A stress-busting strategy for Scottish educationists was unveiled by health and fitness guru Leslie Kenton at a recent one-day "energy, power and personal wellbeing conference". The event was organised by Tapestry, a multi-agency body that includes the Scottish Further Education Unit, and Edinburgh, Glasgow and Strathclyde universities, to address educationists' most common complaints of stress and overwork.
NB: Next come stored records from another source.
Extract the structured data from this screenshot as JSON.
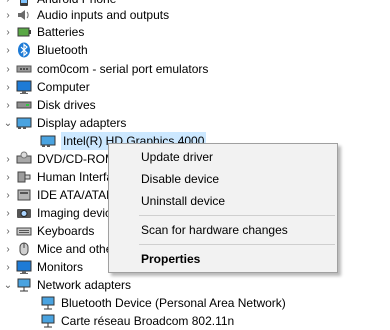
{
  "tree": {
    "items": [
      {
        "label": "Android Phone",
        "expanded": false,
        "icon": "phone-icon"
      },
      {
        "label": "Audio inputs and outputs",
        "expanded": false,
        "icon": "speaker-icon"
      },
      {
        "label": "Batteries",
        "expanded": false,
        "icon": "battery-icon"
      },
      {
        "label": "Bluetooth",
        "expanded": false,
        "icon": "bluetooth-icon"
      },
      {
        "label": "com0com - serial port emulators",
        "expanded": false,
        "icon": "port-icon"
      },
      {
        "label": "Computer",
        "expanded": false,
        "icon": "monitor-icon"
      },
      {
        "label": "Disk drives",
        "expanded": false,
        "icon": "disk-icon"
      },
      {
        "label": "Display adapters",
        "expanded": true,
        "icon": "display-adapter-icon"
      },
      {
        "label": "Intel(R) HD Graphics 4000",
        "child": true,
        "selected": true,
        "icon": "display-adapter-icon"
      },
      {
        "label": "DVD/CD-ROM drives",
        "expanded": false,
        "icon": "dvd-icon"
      },
      {
        "label": "Human Interface Devices",
        "expanded": false,
        "icon": "hid-icon"
      },
      {
        "label": "IDE ATA/ATAPI controllers",
        "expanded": false,
        "icon": "ide-icon"
      },
      {
        "label": "Imaging devices",
        "expanded": false,
        "icon": "camera-icon"
      },
      {
        "label": "Keyboards",
        "expanded": false,
        "icon": "keyboard-icon"
      },
      {
        "label": "Mice and other pointing devices",
        "expanded": false,
        "icon": "mouse-icon"
      },
      {
        "label": "Monitors",
        "expanded": false,
        "icon": "monitor-icon"
      },
      {
        "label": "Network adapters",
        "expanded": true,
        "icon": "network-icon"
      },
      {
        "label": "Bluetooth Device (Personal Area Network)",
        "child": true,
        "icon": "network-icon"
      },
      {
        "label": "Carte réseau Broadcom 802.11n",
        "child": true,
        "icon": "network-icon"
      }
    ]
  },
  "context_menu": {
    "update": "Update driver",
    "disable": "Disable device",
    "uninstall": "Uninstall device",
    "scan": "Scan for hardware changes",
    "properties": "Properties"
  },
  "colors": {
    "selection": "#cce8ff",
    "menu_bg": "#f2f2f2",
    "icon_blue": "#1e7bd6"
  }
}
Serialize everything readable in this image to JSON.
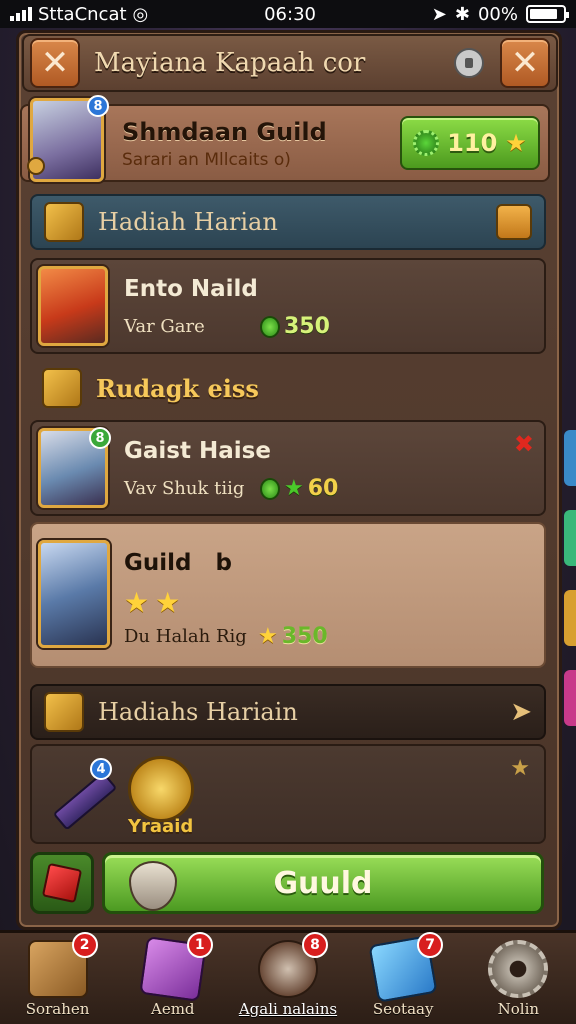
{
  "status_bar": {
    "carrier": "SttaCncat",
    "time": "06:30",
    "battery": "00%",
    "battery_level": 0.85
  },
  "title_bar": {
    "title": "Mayiana Kapaah cor"
  },
  "guild": {
    "name": "Shmdaan Guild",
    "subtitle": "Sarari an Mllcaits o)",
    "badge": "8",
    "points": "110"
  },
  "sections": [
    {
      "title": "Hadiah Harian"
    },
    {
      "title": "Rudagk eiss"
    },
    {
      "title": "Hadiahs Hariain"
    }
  ],
  "quests": [
    {
      "title": "Ento Naild",
      "subtitle": "Var Gare",
      "reward": "350"
    },
    {
      "title": "Gaist Haise",
      "subtitle": "Vav Shuk tiig",
      "reward": "60",
      "badge": "8"
    },
    {
      "title": "Guild",
      "title_suffix": "b",
      "subtitle": "Du Halah Rig",
      "reward": "350",
      "stars": 2
    }
  ],
  "reward_panel": {
    "coin_label": "Yraaid",
    "badge": "4"
  },
  "main_button": {
    "label": "Guuld"
  },
  "bottom_nav": [
    {
      "label": "Sorahen",
      "badge": "2",
      "icon": "crate-icon"
    },
    {
      "label": "Aemd",
      "badge": "1",
      "icon": "gem-icon"
    },
    {
      "label": "Agali nalains",
      "badge": "8",
      "icon": "pot-icon",
      "active": true
    },
    {
      "label": "Seotaay",
      "badge": "7",
      "icon": "shard-icon"
    },
    {
      "label": "Nolin",
      "icon": "gear-icon"
    }
  ],
  "colors": {
    "accent_green": "#5cb82a",
    "frame_brown": "#5a4133",
    "gold": "#f2c440",
    "alert_red": "#d81e1e"
  }
}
California-born Kenton, lithe and energetic at 60 and radiating charisma, was a compelling advert for her own regime. She spoke for almost five hours, and was constantly lobbied by delegates during the coffee and lunch breaks. Many wanted signed copies of her books, conveniently available at the venue. Kenton praised teachers for their key role in society alongside "healers and priests", although she condemned most education systems for teaching people to listen to authority rather than themselves. "If you want to be healthy, you have to honour the truth of who you are," she said.
"The single most important thing you can do to transform your ability to handle stress is to make changes from a dietary point of view, so that you do not deplete your body, and you create the metabolic balance that gives you mental clarity."
Kenton rejects the standard high-carbohydrate, low-fat, low-protein diet, which, she says, predisposes us to a range of physical and mood disorders since we are genetically programmed to thrive on a protein-rich hunter-gatherer diet. This excludes pasta, bread, potatoes, white rice and sugar, but approved foods include strawberries, avocados, venison and lobster. She also advocates brisk walking, strength training and relaxation techniques. A transformational blueprint for the tertiary sector?
Joan Forrest, senior lecturer in health education at Strathclyde University, would have preferred less emphasis on the individual and more on building health-promoting institutions. "There might have been more practical ways to helping people deal with stress, such as reassessing the way they approach their workload, the way in which they manage staff and how to approach issues that potentially could cause stress."
Maureen Caw of Coatbridge College was also looking for tips on juggling her workload. "It was interesting, but we found it a bit impractical. Things such as meditation and diet and exercise - we know about them, but it is difficult trying to cram them into a busy day."
Gerry Doyle of Glasgow Caledonian University was the only delegate from his institution, which he ascribes to pressure on staff. "It is difficult for people to take the time off for things like this. What she's saying takes a bit of planning and that is the difficult one, to take time to do that."
But he already rises early to do yoga, and is now contemplating further changes.
Jon Stevenson of Glasgow College of Building and Printing last year successfully altered his diet after suffering stress-related illness. It can be difficult for academics to admit to stress, he says, but he has found the college supportive and has subsequently won promotion. Stress management is now part of his personal development plan, and the college paid for him to attend Kenton's conference. Forrest and colleague Lesley Beaton were dubious about Kenton's overturning of conventional dietary wisdom. But Glasgow University delegate Hettie Mackinnon, a former GP, praised it as user-friendly and scientifically sound.
And Lynn Milligan of Glasgow College of Nautical Studies is a convert, now bringing in salads for lunch instead of eating macaroni cheese and pizzas in the canteen. "You cannot imagine the amount of spinach I've eaten. I feel so much better, and I'm not finding it a chore. Things at work are just the same, but probably because my diet's improving I feel as if I've got more energy."